      Laura Lee Junker. Raiding, Trading, and Feasting: The Political Economy of Philippine Chiefdoms. 1999.
      Vic Hurley. Swish Of The Kris: The Story Of The Moros. 1936. 
       
      Peter Bellwood. First Islanders. Prehistory and Human Migration in Island Southeast Asia. 2017
      Peter S. Bellwood. The Austronesians. Historical and Comparative Perspectives. 2006 (1995)
      Peter Bellwood. Prehistory of the Indo-Malaysian Archipelago. 2007 (первое издание - 1985, переработанное издание - 1997, это второе издание переработанного издания).
      Kirch, Patrick Vinton. On the Road of the Winds. An Archaeological History of the Pacific Islands. 2017. Это второе издание, расширенное и переработанное.
    • Северо-восточная Индия.
      By hoplit
      Апатани.
      С длинными копьями. Где-то 5-6 метров?

      Щит и копьё. Чем не пельта?

      На части фото копья не такие длинные.

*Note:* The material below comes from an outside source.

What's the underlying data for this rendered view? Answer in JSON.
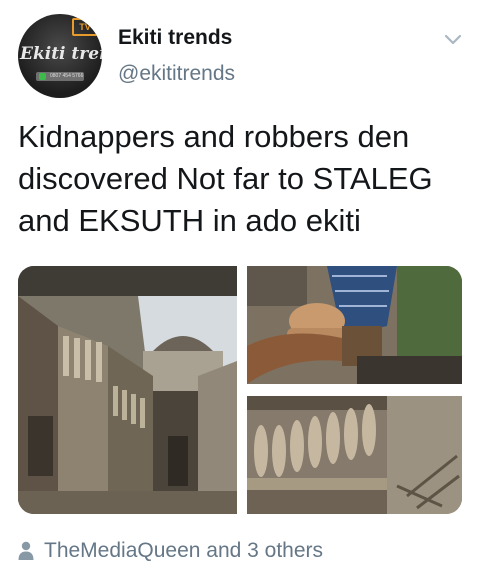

      А вот тут, кажется, явно разнокалиберные.

       
      The Nagas. Hill Peoples of Northeast India
    • Чеченская война
      By Сергий
      Это не домыслы досужих журналюг. Это карты боевых действий и учебные материалы военных, опубликованные в свободном доступе.